Choosing a PDC

Which PDC is Right For You?

There are different formats and specialties available among the array of permaculture design courses currently being offered today.  Before choosing a course that is right for you, consider the following questions.

What is your goal in taking a PDC?

Are you looking to deepen your personal understanding of permaculture and design in order to work with your own home or property? Or for a project that you are a part of?  Or are you looking to shift careers into a more ecologically-oriented profession?  Many people take the permaculture course because they want professional development for a job they are already doing, to bring a more “whole systems” level of thinking to their work.  It is always a good idea to get clear about your goals and motivations before making an investment of time and resources like this.

What kind of learner are you?

Maybe taking a course is not necessary at all! Some people are better as solitary learners, at their own pace and in their own time.  There are so many great resources for learning on your own – if that’s your style – from books and videos as well as visiting permaculture sites around our region to see what people are trying.  The PDC is only one way to learn permaculture design and skills and by no means the only – or best – one depending on who you are.

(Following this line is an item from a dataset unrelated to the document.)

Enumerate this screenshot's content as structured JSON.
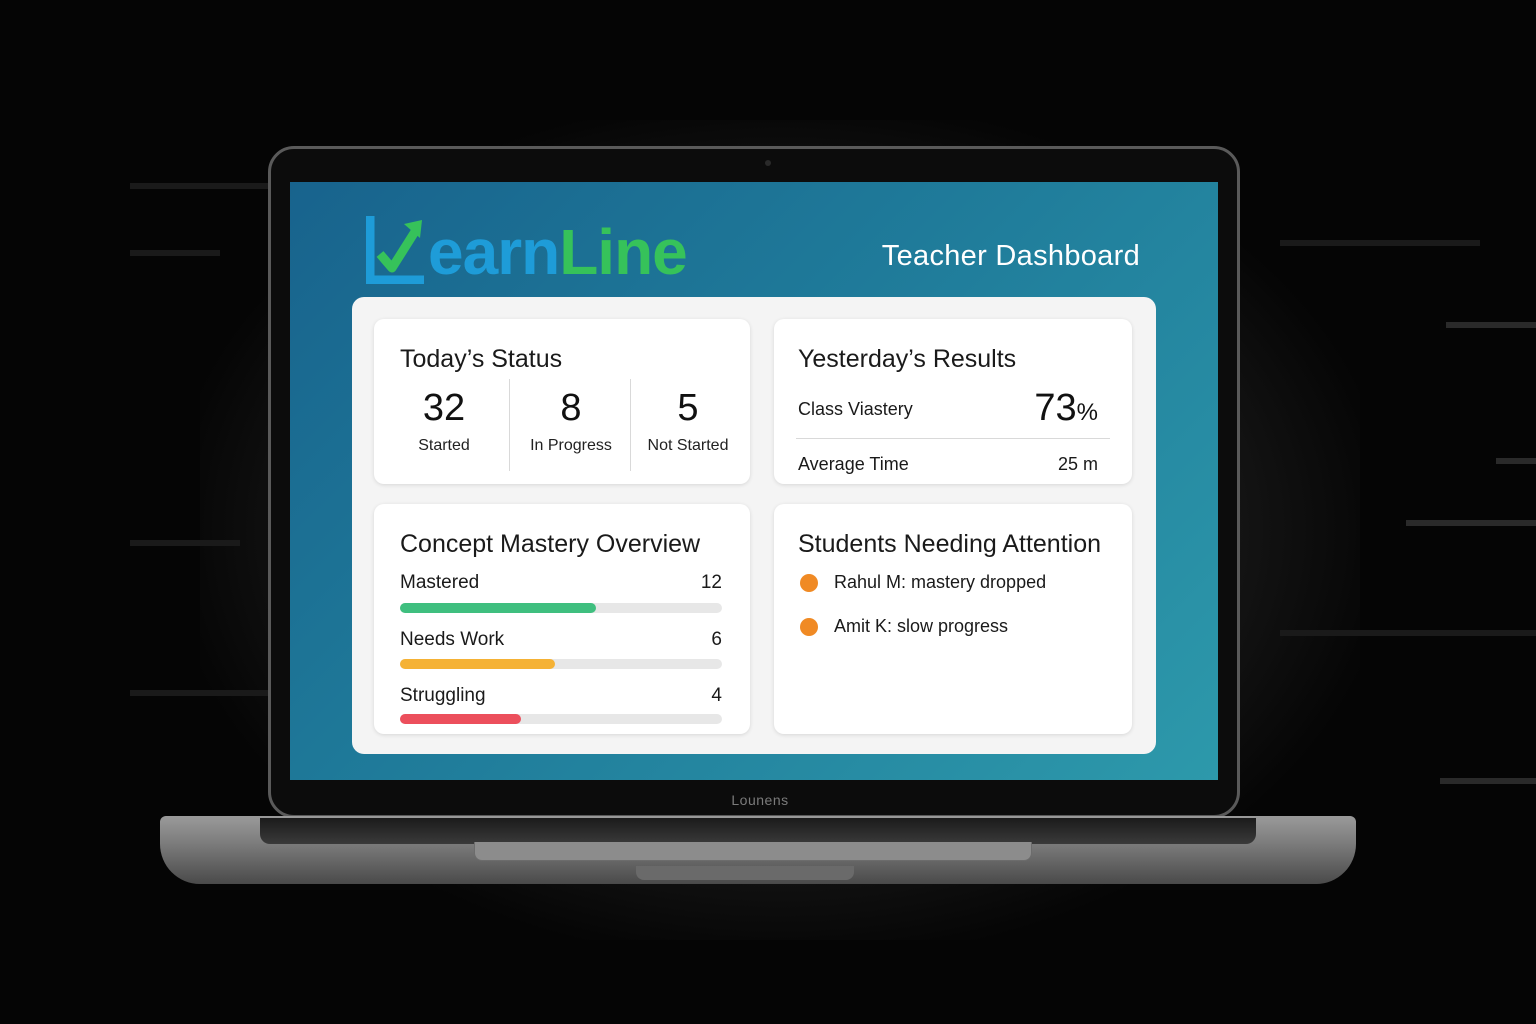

Other Factors to Consider:

  • Course length – Anything less than 12 or 13 days would not suffice to cover the material necessary for a full PDC.  If you see a course that is shorter, ask questions and find out how the material is being covered.  It is possible to deliver the entire syllabus in fewer days with nothing other than straight lectures with no other learning styles being supported, but you could probably just do that online!
  • Location relative to the ecological systems you want to learn – If you are planning on settling down in New England, it might make sense to learn the plants, climate and ecology of this part of the world.  You can certainly learn alot about permaculture design taking a course in another part of the world, but then you’ll miss out of the ecosystem-specific knowledge and networking to be done in your home-place.
  • Teaching styles and learning environment – Many of us grew up in conventional educational settings, in which the “expert” stands at the front of the room and dispenses wisdom down to the “empty vessel” students waiting to receive the wisdom. A bit of that is fine but beware of courses that are classroom/theater style seating with lecture after lecture on the syllabus.  If we are designing a new way of living in the future, doesn’t it make sense that the way we learn/teach represents those new values as well? If you value democratized and participatory learning environments, make sure you find out about any course you are thinking of taking and how they structure the work so that it matches your needs.
  • Facilitator experience and specialties – Permaculture is an ecological design system; make sure that your chosen facilitators have experience both designing and doing. Unfortunately, there are PDCs being marketed by individuals who may have done very little, if any, actual design work for real clients or, perhaps, haven’t installed any permaculture designs on the ground.  Some PDCs have a special focus like permaculture for farming or urban permaculture.  Some have a spiritual or activist focus.  Find out in advance and find a course that is a good match for you.